Vigilance against terrorism must extend beyond the home, working with schools, community organisations and law enforcement.

Photo credit: Pool

An unsighbed snippet doing the rounds on social media warns parents about teenagers’ new method of getting intoxicated: They don’t go the oral way, get drunk without drinking alcohol and don’t smell booze as we know it.

The consumers of this new ‘alcohol’ do not imbibe it through the mouth but use tampons, which they “soak in liquor and insert in the anus”, making it undetectable as, since it does not go through the normal digestive system, it is odourless. And, of course, they ensure it does not spill on their clothing.

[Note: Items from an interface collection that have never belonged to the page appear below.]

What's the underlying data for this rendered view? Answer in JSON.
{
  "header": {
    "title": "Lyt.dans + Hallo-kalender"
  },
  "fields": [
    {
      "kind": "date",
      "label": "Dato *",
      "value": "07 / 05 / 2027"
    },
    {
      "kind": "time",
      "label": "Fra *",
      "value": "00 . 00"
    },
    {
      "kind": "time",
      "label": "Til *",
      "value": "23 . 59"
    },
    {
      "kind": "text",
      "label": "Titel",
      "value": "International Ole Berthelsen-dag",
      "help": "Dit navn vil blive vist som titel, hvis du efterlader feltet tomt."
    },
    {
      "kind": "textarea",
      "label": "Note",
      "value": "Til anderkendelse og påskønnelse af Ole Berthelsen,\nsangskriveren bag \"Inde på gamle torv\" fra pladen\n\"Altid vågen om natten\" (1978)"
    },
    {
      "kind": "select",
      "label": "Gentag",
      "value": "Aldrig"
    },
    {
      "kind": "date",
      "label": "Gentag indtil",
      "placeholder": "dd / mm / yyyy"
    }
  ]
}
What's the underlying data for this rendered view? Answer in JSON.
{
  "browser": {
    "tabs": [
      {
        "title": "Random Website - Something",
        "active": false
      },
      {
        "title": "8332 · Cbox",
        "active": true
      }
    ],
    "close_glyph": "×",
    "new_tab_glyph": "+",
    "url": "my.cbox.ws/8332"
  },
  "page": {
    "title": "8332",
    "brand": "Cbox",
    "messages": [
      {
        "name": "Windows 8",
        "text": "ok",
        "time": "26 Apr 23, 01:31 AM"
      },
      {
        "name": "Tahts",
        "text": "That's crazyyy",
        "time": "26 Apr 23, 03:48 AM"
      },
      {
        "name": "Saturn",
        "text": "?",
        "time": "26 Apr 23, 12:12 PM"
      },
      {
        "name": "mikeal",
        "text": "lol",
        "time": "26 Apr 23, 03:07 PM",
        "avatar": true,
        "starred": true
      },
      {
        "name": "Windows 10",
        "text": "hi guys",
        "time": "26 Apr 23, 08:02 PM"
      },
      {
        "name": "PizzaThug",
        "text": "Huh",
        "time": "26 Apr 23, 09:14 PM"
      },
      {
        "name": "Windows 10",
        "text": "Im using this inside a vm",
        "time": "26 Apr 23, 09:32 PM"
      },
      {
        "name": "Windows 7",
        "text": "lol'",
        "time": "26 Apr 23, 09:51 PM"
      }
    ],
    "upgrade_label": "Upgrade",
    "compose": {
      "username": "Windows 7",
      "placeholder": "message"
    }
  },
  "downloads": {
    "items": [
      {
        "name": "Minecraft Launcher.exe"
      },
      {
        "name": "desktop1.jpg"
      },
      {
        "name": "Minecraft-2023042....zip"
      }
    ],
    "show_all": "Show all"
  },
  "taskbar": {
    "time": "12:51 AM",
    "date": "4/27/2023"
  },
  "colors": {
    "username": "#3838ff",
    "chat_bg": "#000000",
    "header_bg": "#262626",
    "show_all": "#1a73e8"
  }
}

But they get high. And very fast, because “this method bypasses the filtration process by the liver and goes into the bloodstream directly”. The writer also notes that this can also kill. Terrible.

Our young ones are becoming creative in beating ‘the system’ (read the way we want to raise them). But the enemy is also matching the creativity. There is greater looming danger for our teenagers and those in the early twenties, still in school or college: Terror organisations are finding new ways of recruiting members and our youth, with the access to technological devices, are good fodder.

During these school holidays, it is imperative for parents to closely monitor and regulate their children’s sojourns on degital devices like mobile phones and computers. The reason is simple yet alarming: Terrorist groups are increasingly using these platforms to recruit young people. This demands our heightened vigilance to protect the children from falling victim to online radicalisation.

The Digital Age has brought about undeniable benefits, particularly as regards access to information. However, alongside these advantages lurk darker corners of the internet, where extremist ideologies thrive. Terrorist groups exploit the vulnerabilities of young minds, leveraging social media, gaming platforms and encrypted messaging apps to disseminate propaganda and groom potential recruits.

The appeal of online recruitment lies in its subtlety and accessibility. Through curated content, targeted adverts and persuasive messaging, extremists can easily reach impressionable youth seeking identity, purpose or a sense of belonging. The anonymity of the internet emboldens them to operate undetected, preying on youthful curiosity and idealism.

The threat of online radicalisation is not confined to distant lands or specific communities; it can lurk in your internet-enabled home. The terrorist recruiters often mask the true intentions of the narratives they peddle behind seemingly innocuous content.

Effective parental oversight begins with open communication. Establishing trust and fostering a non-judgmental environment encourages children to share their online experiences. Parents should initiate conversations about the risks of online extremism, emphasising critical thinking and digital literacy. Encouraging healthy scepticism towards online content can empower children to tell apart legitimate information and propaganda.

Practical measures such as using parental control tools and monitoring browsing history, as well as implementing age-appropriate restrictions on apps and websites, can curb exposure to extremist content. Moreover, parents should familiarise themselves with popular online platforms and gaming communities frequented by young users, enabling them to identify the warning signs of radicalisation.

Vigilance must extend beyond the confines of home to collaborating with schools, community organisations and law enforcement agencies. Educational initiatives to raise awareness of the extremist groups’ tactics can empower the youth to resist manipulation and make informed decisions online.

The war on online radicalisation is multifaceted and requires a nuanced approach. Blanket censorship or punitive measures are unlikely to deter the determined recruiters. Proactive engagement and early intervention are the best defence against radical narratives. Addressing the root causes of vulnerability—such as social isolation, identity struggles and disenfranchisement—can bolster resilience against extremism. Youth programmes that promote inclusivity, tolerance and critical thinking nurtures a generation equipped to navigate the complexities of the digital landscape responsibly.

Let us ensure the promise of the Digital Age is not at the cost of our children’s safety and well-being.

- Ms Benyawa is a communication consultant and journalist. [email protected].